▶ [Task details]
The data must be returned in full, with no character altered.

Start of Available data

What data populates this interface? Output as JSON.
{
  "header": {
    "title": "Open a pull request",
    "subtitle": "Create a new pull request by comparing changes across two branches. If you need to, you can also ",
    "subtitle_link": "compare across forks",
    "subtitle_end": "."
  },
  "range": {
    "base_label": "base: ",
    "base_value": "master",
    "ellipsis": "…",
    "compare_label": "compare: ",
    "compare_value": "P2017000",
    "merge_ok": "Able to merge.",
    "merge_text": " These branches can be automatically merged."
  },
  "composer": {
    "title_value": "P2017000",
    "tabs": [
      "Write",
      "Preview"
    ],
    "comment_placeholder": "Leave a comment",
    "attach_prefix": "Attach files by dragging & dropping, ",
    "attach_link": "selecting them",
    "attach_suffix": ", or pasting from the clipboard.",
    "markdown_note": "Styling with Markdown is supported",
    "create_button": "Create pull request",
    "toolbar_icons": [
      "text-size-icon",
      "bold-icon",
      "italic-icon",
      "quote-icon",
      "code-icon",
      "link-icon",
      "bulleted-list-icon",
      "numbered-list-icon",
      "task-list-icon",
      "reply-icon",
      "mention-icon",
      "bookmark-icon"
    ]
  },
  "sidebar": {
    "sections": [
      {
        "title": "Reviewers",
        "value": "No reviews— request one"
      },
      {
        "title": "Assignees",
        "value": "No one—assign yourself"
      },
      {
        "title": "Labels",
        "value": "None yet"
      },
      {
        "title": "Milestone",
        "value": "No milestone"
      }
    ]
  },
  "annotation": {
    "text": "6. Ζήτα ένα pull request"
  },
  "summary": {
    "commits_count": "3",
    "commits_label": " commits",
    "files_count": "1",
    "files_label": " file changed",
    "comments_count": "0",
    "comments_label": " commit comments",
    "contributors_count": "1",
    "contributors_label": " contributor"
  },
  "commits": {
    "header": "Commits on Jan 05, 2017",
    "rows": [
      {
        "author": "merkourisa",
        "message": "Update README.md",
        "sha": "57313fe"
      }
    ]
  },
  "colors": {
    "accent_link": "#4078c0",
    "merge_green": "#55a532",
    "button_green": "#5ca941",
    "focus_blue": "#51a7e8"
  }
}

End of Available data

▶ [Solution to the exercise]
What data populates this interface? Output as JSON.
{
  "header": {
    "title": "Open a pull request",
    "subtitle": "Create a new pull request by comparing changes across two branches. If you need to, you can also ",
    "subtitle_link": "compare across forks",
    "subtitle_end": "."
  },
  "range": {
    "base_label": "base: ",
    "base_value": "master",
    "ellipsis": "…",
    "compare_label": "compare: ",
    "compare_value": "P2017000",
    "merge_ok": "Able to merge.",
    "merge_text": " These branches can be automatically merged."
  },
  "composer": {
    "title_value": "P2017000",
    "tabs": [
      "Write",
      "Preview"
    ],
    "comment_placeholder": "Leave a comment",
    "attach_prefix": "Attach files by dragging & dropping, ",
    "attach_link": "selecting them",
    "attach_suffix": ", or pasting from the clipboard.",
    "markdown_note": "Styling with Markdown is supported",
    "create_button": "Create pull request",
    "toolbar_icons": [
      "text-size-icon",
      "bold-icon",
      "italic-icon",
      "quote-icon",
      "code-icon",
      "link-icon",
      "bulleted-list-icon",
      "numbered-list-icon",
      "task-list-icon",
      "reply-icon",
      "mention-icon",
      "bookmark-icon"
    ]
  },
  "sidebar": {
    "sections": [
      {
        "title": "Reviewers",
        "value": "No reviews— request one"
      },
      {
        "title": "Assignees",
        "value": "No one—assign yourself"
      },
      {
        "title": "Labels",
        "value": "None yet"
      },
      {
        "title": "Milestone",
        "value": "No milestone"
      }
    ]
  },
  "annotation": {
    "text": "6. Ζήτα ένα pull request"
  },
  "summary": {
    "commits_count": "3",
    "commits_label": " commits",
    "files_count": "1",
    "files_label": " file changed",
    "comments_count": "0",
    "comments_label": " commit comments",
    "contributors_count": "1",
    "contributors_label": " contributor"
  },
  "commits": {
    "header": "Commits on Jan 05, 2017",
    "rows": [
      {
        "author": "merkourisa",
        "message": "Update README.md",
        "sha": "57313fe"
      }
    ]
  },
  "colors": {
    "accent_link": "#4078c0",
    "merge_green": "#55a532",
    "button_green": "#5ca941",
    "focus_blue": "#51a7e8"
  }
}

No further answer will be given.